The Air Force has been patiently engaged in this competition for more than half a generation, while the fleet literally teeters on the edge. A lesson from the unimaginable breakup of the F-15 in flight yields nightmares to this fleet.
The key infrastructure element for air power and for support for the various missions in support of the ground team in Afghanistan is aging and costly to operate. The strategic linchpin of the air power, medical evacuation, and even presidential travel–that is what the Air Force tankers do, but now they put at risk the airmen who fly them; if the planes are not available, the missions they support will be undercut. The Air Force has been patiently engaged in this competition for more than half a generation, while the fleet literally teeters on the edge.

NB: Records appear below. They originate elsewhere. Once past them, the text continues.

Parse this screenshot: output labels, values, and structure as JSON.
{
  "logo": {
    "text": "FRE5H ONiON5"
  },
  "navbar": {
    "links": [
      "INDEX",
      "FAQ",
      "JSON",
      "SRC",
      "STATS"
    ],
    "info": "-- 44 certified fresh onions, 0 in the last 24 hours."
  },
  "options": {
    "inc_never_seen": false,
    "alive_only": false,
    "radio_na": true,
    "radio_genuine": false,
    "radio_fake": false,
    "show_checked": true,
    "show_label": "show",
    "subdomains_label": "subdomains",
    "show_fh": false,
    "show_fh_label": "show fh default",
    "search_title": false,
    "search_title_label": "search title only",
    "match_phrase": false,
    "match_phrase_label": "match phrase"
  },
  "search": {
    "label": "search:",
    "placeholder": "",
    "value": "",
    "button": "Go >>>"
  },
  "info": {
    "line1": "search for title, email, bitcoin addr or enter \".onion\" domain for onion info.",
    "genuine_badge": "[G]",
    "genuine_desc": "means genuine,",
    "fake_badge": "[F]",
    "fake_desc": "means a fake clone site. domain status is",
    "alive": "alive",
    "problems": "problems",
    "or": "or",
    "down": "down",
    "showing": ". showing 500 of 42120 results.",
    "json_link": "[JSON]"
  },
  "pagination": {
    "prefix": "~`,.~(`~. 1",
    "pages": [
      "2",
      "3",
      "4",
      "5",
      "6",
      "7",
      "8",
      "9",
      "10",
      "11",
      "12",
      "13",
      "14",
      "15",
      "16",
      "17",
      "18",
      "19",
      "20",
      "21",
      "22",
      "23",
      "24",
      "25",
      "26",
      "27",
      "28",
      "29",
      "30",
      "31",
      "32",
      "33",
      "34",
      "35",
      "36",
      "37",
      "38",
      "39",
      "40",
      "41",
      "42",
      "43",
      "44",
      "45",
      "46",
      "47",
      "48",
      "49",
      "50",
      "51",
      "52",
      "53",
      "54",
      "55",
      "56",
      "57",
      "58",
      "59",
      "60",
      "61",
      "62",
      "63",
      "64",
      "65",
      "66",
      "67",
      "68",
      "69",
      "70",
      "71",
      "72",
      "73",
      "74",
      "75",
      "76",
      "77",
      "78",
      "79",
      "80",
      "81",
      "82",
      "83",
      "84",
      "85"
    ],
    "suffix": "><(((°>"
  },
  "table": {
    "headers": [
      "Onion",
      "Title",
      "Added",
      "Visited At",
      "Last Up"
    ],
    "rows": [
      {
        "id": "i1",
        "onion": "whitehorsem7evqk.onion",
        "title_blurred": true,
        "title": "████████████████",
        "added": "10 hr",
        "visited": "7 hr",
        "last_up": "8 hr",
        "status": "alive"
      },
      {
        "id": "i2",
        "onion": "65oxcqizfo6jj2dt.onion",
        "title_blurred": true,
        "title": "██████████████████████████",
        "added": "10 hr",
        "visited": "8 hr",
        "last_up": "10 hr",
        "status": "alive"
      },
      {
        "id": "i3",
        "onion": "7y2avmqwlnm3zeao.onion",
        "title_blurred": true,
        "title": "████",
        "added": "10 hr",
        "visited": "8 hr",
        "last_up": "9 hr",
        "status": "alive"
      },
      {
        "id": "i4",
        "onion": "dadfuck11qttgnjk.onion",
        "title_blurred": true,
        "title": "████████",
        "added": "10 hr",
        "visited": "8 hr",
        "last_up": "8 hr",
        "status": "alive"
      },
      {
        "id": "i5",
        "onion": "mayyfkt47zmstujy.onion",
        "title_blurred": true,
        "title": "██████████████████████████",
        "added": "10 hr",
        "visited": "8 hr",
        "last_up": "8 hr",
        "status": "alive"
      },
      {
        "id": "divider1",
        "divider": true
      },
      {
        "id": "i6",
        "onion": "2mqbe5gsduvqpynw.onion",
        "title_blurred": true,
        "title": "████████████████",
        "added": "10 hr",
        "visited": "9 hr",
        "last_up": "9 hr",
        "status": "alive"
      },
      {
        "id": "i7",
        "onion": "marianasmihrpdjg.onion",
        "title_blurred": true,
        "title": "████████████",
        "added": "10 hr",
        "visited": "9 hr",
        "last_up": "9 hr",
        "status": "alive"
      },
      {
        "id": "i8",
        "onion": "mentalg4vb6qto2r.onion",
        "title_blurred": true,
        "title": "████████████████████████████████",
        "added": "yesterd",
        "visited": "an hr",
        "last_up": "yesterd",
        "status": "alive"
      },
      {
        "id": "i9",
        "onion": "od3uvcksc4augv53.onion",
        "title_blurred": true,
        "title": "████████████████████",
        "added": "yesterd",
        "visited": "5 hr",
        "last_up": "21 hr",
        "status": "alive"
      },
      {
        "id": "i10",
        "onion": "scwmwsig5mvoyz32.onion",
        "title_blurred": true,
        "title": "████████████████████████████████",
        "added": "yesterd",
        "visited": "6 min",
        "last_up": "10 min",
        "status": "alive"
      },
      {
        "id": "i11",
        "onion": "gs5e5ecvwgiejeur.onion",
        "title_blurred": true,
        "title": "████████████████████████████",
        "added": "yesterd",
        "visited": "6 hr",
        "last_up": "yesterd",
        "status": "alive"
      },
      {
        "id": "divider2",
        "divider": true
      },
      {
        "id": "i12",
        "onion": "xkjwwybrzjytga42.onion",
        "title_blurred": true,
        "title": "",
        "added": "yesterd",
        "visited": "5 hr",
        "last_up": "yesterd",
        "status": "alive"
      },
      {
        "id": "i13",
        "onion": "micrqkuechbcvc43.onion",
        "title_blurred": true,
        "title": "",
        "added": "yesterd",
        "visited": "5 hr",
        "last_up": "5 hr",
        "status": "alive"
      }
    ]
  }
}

A lesson from the unimaginable breakup of the F-15 in flight yields nightmares to this fleet.
Cheerfully all predict no problem–like the taxicabs in Cuba–but wait, this fleet is older than the taxis in Cuba. The Air Force tried to use a law from the Depression to award helicopters, but they now can seek the support of their fellow services to get this award right. Now is the time to move forward and recognize the value of what the USN has determined, namely that continuous competition has a real place in the defense procurement process.
Among Others, the Australians Will Have New Tankers Prior to the USAF Credit: http://www.cae.com/en
How to move forward?
First, let’s buy the field of the two offerers and rigorously test the offerings, allowing the users to wring out what they like. This would keep the design teams active well into the test phase. The Air Force should extend this competition by asking for ‘Fly Before Buy’. This competitive option would put the pressure directly on the two contractors to bring their very best product to test.
The Air Force should extend this competition by asking for ‘Fly Before Buy’. This competitive option would put the pressure directly on the two contractors to bring their very best product to test.
Second, look to the Navy to get to fixed-price procurement by pushing not for any cost contract but for extending the competition. This will bring price pressure between these commercial providers into a fixed price production bid in the future. This example from the Navy will position the Air Force well on this two-decade production procurement.
There is, as well, a secondary benefit, which is why give up the option to replace the aging KC-10 fleet in parallel with the aging KC-135 fleet. It should be obvious by now that with the total fleet shrinking, the Air Force should be re-evaluating its mix, and why not use this competition to accomplish this true life cycle calculation?
This extension of competition will also position the Air Force to buy one or both of these competitive aircraft to replace either the aging KC-135 fleet, the aging KC-10 fleet, or both, before the terrific maintainers lose the ongoing battle of age and overuse for this foundation of America’s expeditionary forces.
Frankly, ‘Fly before Buy’ is just ideal going forward and takes full advantage of lessons from other service procurements, and may yield outcomes that are satisfying to all stakeholders and especially the brave men and women that take to the night skies in this teetering fleet. Award to both, and let’s get the competitive benefit.